=== Begin Enclosure ===

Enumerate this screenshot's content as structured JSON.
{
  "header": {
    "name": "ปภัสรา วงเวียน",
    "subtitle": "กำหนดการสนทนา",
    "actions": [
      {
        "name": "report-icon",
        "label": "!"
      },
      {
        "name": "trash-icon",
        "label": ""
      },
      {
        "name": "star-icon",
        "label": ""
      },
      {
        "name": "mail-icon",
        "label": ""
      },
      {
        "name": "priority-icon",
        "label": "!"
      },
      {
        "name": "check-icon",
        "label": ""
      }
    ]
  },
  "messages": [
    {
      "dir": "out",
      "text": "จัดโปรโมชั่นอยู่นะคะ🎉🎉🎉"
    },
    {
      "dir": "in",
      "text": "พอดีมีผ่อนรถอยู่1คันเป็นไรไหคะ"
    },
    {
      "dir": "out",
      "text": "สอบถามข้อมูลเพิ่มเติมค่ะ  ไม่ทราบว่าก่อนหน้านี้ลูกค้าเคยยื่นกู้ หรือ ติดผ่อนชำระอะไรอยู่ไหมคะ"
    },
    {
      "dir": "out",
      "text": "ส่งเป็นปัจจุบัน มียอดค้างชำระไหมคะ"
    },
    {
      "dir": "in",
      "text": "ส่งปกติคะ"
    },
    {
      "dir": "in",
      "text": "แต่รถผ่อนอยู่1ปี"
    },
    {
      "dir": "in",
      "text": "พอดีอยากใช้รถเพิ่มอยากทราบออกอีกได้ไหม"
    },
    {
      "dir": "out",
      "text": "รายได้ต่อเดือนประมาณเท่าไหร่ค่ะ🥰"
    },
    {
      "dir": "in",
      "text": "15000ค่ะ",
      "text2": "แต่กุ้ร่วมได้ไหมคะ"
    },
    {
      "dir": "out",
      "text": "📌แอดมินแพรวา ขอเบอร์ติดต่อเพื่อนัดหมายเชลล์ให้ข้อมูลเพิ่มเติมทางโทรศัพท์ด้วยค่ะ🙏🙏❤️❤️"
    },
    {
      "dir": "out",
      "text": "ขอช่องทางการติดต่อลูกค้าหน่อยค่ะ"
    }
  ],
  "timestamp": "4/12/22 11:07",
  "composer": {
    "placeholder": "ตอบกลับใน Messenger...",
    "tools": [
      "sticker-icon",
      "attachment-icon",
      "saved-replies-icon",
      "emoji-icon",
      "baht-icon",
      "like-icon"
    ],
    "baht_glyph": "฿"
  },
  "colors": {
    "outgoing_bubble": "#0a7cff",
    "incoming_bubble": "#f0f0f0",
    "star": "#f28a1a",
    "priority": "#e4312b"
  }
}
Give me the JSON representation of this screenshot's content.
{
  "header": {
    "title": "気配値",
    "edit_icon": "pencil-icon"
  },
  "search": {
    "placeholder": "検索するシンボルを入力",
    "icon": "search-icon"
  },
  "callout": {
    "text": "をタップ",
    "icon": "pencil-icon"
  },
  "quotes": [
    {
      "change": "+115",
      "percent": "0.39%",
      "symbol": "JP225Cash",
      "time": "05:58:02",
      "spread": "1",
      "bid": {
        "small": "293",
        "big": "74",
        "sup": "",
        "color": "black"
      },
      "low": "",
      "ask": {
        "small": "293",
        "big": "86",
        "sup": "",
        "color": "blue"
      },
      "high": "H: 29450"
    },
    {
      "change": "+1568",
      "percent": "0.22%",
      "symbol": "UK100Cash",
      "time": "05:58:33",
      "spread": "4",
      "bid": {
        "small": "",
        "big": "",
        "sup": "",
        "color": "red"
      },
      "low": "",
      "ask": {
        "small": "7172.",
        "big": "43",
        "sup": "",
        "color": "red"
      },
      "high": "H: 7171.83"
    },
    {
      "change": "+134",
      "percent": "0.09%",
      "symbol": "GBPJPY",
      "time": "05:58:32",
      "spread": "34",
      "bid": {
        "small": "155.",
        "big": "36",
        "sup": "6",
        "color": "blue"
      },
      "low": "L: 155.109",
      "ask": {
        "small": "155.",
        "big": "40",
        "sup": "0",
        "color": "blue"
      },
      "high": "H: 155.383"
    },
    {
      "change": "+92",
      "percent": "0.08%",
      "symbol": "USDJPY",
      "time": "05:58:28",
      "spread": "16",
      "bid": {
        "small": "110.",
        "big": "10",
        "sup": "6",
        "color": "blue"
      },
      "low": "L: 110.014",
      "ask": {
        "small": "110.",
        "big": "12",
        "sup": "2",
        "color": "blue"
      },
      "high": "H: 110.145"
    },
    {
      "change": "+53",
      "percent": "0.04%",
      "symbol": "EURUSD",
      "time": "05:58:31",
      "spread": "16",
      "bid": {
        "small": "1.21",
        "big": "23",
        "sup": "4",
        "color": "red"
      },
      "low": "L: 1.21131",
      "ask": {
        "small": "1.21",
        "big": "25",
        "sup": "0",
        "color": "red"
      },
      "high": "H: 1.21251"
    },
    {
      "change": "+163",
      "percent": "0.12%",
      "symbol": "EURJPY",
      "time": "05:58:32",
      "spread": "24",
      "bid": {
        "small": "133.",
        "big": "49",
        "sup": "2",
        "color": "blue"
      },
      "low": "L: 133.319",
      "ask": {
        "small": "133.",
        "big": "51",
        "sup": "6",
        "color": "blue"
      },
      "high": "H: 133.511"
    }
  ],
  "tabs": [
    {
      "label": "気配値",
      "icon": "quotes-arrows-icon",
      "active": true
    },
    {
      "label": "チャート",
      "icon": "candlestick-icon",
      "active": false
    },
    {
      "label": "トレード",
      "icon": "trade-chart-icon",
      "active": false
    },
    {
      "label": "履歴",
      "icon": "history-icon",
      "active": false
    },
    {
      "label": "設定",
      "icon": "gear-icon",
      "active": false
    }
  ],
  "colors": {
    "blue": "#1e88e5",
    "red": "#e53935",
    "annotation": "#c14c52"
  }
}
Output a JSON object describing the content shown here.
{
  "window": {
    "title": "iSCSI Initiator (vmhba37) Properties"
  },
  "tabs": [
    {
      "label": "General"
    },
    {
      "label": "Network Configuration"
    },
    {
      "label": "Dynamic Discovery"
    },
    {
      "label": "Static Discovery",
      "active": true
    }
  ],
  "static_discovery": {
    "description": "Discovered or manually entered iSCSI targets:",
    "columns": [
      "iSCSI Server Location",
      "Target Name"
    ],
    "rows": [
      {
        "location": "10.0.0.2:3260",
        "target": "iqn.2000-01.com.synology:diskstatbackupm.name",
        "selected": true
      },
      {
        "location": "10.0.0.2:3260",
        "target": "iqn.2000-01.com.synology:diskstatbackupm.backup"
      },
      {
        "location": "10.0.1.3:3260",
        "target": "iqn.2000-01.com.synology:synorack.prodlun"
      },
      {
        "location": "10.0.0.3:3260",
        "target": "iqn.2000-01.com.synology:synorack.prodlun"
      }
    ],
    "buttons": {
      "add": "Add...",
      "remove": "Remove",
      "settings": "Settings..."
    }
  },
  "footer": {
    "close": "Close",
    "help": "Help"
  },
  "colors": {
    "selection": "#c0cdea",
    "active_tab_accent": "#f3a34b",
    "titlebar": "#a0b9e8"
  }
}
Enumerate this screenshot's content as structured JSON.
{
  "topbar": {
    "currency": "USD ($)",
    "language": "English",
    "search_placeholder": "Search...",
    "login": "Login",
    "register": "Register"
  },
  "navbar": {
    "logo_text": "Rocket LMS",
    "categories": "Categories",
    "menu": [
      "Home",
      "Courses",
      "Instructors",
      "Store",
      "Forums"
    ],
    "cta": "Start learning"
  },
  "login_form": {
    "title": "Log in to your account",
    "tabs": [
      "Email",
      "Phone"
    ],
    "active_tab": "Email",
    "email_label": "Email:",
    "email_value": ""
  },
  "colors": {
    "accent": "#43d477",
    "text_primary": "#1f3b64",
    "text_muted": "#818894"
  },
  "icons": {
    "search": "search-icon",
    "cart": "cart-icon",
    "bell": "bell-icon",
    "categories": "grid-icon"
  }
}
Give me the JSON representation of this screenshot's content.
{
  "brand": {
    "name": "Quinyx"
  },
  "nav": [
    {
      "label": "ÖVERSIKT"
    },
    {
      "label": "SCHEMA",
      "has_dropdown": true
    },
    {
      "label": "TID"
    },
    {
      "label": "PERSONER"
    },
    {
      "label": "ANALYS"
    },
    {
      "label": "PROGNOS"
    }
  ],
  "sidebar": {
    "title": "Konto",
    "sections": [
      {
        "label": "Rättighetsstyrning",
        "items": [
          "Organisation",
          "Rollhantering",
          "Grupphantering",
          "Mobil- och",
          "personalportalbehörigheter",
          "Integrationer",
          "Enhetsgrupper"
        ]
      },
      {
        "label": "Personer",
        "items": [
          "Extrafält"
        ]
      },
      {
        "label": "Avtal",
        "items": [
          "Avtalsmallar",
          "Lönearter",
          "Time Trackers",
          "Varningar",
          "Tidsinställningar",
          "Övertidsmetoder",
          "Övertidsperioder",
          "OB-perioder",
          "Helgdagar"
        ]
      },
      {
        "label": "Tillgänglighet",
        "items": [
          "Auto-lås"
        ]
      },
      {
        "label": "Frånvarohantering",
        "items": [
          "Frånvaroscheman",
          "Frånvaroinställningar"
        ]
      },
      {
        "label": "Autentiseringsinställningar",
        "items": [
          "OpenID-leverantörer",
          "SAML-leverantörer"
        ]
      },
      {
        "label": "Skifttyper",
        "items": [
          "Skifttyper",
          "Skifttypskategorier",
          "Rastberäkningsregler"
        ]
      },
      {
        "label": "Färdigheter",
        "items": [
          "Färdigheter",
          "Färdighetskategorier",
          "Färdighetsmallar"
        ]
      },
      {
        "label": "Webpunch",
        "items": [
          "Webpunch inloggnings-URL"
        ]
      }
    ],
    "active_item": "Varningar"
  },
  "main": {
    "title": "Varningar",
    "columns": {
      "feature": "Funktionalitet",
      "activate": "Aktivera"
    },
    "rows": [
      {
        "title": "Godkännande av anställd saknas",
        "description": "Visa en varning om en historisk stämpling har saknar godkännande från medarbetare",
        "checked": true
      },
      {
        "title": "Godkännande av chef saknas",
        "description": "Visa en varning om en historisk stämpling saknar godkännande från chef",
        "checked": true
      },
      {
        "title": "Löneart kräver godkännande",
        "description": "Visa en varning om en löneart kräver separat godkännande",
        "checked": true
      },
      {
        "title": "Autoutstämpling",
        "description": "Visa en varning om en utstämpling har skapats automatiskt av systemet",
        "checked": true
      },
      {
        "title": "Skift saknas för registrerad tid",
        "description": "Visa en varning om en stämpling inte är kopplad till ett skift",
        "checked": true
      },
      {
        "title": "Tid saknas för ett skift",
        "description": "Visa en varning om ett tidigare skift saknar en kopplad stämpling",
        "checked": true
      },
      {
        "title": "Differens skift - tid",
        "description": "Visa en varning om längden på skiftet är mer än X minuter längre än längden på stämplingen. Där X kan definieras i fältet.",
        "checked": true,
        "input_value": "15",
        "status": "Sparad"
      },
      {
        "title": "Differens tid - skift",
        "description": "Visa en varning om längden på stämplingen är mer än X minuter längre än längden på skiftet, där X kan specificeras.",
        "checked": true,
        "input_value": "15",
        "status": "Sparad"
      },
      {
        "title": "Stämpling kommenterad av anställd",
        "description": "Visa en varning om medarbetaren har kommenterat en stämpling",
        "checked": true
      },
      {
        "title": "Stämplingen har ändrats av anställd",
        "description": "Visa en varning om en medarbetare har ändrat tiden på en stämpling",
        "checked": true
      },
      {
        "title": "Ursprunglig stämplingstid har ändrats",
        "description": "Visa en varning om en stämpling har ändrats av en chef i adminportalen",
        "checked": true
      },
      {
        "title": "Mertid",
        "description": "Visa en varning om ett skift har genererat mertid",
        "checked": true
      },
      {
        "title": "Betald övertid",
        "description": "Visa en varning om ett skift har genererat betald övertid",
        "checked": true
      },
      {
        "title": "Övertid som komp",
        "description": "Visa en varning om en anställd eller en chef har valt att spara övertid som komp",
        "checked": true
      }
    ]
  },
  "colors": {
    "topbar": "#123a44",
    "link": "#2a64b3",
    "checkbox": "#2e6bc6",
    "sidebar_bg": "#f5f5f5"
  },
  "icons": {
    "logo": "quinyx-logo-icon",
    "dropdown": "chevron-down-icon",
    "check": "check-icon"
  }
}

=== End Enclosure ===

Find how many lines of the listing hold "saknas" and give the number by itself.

4